Entries from a dataset of interfaces:
____________

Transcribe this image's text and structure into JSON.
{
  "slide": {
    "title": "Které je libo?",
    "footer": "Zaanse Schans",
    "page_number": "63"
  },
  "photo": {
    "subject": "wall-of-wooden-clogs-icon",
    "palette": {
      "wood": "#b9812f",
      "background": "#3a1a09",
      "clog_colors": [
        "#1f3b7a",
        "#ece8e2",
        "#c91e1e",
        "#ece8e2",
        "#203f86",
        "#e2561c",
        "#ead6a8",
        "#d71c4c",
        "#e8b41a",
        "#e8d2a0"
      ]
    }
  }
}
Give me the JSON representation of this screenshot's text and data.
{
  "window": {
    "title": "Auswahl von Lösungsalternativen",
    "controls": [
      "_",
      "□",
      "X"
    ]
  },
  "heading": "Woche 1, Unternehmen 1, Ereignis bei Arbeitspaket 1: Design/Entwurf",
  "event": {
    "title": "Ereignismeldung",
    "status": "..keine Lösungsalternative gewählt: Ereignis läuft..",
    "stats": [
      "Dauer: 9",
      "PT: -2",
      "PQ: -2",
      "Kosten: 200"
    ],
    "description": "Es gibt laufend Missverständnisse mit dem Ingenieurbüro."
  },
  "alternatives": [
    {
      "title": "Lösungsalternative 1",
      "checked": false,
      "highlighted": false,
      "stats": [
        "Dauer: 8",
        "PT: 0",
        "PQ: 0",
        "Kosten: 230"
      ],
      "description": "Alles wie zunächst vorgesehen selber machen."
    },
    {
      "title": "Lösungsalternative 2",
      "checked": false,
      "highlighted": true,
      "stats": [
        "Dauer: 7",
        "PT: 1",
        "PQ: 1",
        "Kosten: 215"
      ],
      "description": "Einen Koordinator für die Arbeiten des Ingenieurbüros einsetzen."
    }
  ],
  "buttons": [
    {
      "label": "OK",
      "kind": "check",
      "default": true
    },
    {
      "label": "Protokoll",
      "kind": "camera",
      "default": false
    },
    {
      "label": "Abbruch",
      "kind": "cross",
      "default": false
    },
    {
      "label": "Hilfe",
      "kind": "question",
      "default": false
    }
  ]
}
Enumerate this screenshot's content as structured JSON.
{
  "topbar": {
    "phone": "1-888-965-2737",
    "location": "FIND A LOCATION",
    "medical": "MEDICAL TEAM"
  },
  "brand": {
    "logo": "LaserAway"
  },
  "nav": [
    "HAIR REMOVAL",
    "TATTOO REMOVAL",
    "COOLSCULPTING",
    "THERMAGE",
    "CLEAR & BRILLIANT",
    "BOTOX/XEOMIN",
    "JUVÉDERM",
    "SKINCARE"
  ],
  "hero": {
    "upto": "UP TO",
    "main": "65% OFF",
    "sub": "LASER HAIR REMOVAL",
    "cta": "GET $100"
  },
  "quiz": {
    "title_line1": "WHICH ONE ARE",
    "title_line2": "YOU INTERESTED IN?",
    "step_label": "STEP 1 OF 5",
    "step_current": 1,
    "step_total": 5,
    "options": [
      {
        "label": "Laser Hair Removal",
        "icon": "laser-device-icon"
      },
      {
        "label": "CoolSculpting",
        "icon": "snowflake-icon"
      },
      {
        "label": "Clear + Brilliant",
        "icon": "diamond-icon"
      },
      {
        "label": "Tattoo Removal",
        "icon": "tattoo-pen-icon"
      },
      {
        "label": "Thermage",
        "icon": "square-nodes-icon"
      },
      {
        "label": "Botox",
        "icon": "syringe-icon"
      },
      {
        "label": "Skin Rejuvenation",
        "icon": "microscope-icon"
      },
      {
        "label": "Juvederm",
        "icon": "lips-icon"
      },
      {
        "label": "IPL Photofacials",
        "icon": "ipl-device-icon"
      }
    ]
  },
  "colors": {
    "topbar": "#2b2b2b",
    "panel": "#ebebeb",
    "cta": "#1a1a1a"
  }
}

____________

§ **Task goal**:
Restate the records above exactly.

§ **Answer to this exercise**:
Transcribe this image's text and structure into JSON.
{
  "slide": {
    "title": "Které je libo?",
    "footer": "Zaanse Schans",
    "page_number": "63"
  },
  "photo": {
    "subject": "wall-of-wooden-clogs-icon",
    "palette": {
      "wood": "#b9812f",
      "background": "#3a1a09",
      "clog_colors": [
        "#1f3b7a",
        "#ece8e2",
        "#c91e1e",
        "#ece8e2",
        "#203f86",
        "#e2561c",
        "#ead6a8",
        "#d71c4c",
        "#e8b41a",
        "#e8d2a0"
      ]
    }
  }
}
Give me the JSON representation of this screenshot's text and data.
{
  "window": {
    "title": "Auswahl von Lösungsalternativen",
    "controls": [
      "_",
      "□",
      "X"
    ]
  },
  "heading": "Woche 1, Unternehmen 1, Ereignis bei Arbeitspaket 1: Design/Entwurf",
  "event": {
    "title": "Ereignismeldung",
    "status": "..keine Lösungsalternative gewählt: Ereignis läuft..",
    "stats": [
      "Dauer: 9",
      "PT: -2",
      "PQ: -2",
      "Kosten: 200"
    ],
    "description": "Es gibt laufend Missverständnisse mit dem Ingenieurbüro."
  },
  "alternatives": [
    {
      "title": "Lösungsalternative 1",
      "checked": false,
      "highlighted": false,
      "stats": [
        "Dauer: 8",
        "PT: 0",
        "PQ: 0",
        "Kosten: 230"
      ],
      "description": "Alles wie zunächst vorgesehen selber machen."
    },
    {
      "title": "Lösungsalternative 2",
      "checked": false,
      "highlighted": true,
      "stats": [
        "Dauer: 7",
        "PT: 1",
        "PQ: 1",
        "Kosten: 215"
      ],
      "description": "Einen Koordinator für die Arbeiten des Ingenieurbüros einsetzen."
    }
  ],
  "buttons": [
    {
      "label": "OK",
      "kind": "check",
      "default": true
    },
    {
      "label": "Protokoll",
      "kind": "camera",
      "default": false
    },
    {
      "label": "Abbruch",
      "kind": "cross",
      "default": false
    },
    {
      "label": "Hilfe",
      "kind": "question",
      "default": false
    }
  ]
}
Enumerate this screenshot's content as structured JSON.
{
  "topbar": {
    "phone": "1-888-965-2737",
    "location": "FIND A LOCATION",
    "medical": "MEDICAL TEAM"
  },
  "brand": {
    "logo": "LaserAway"
  },
  "nav": [
    "HAIR REMOVAL",
    "TATTOO REMOVAL",
    "COOLSCULPTING",
    "THERMAGE",
    "CLEAR & BRILLIANT",
    "BOTOX/XEOMIN",
    "JUVÉDERM",
    "SKINCARE"
  ],
  "hero": {
    "upto": "UP TO",
    "main": "65% OFF",
    "sub": "LASER HAIR REMOVAL",
    "cta": "GET $100"
  },
  "quiz": {
    "title_line1": "WHICH ONE ARE",
    "title_line2": "YOU INTERESTED IN?",
    "step_label": "STEP 1 OF 5",
    "step_current": 1,
    "step_total": 5,
    "options": [
      {
        "label": "Laser Hair Removal",
        "icon": "laser-device-icon"
      },
      {
        "label": "CoolSculpting",
        "icon": "snowflake-icon"
      },
      {
        "label": "Clear + Brilliant",
        "icon": "diamond-icon"
      },
      {
        "label": "Tattoo Removal",
        "icon": "tattoo-pen-icon"
      },
      {
        "label": "Thermage",
        "icon": "square-nodes-icon"
      },
      {
        "label": "Botox",
        "icon": "syringe-icon"
      },
      {
        "label": "Skin Rejuvenation",
        "icon": "microscope-icon"
      },
      {
        "label": "Juvederm",
        "icon": "lips-icon"
      },
      {
        "label": "IPL Photofacials",
        "icon": "ipl-device-icon"
      }
    ]
  },
  "colors": {
    "topbar": "#2b2b2b",
    "panel": "#ebebeb",
    "cta": "#1a1a1a"
  }
}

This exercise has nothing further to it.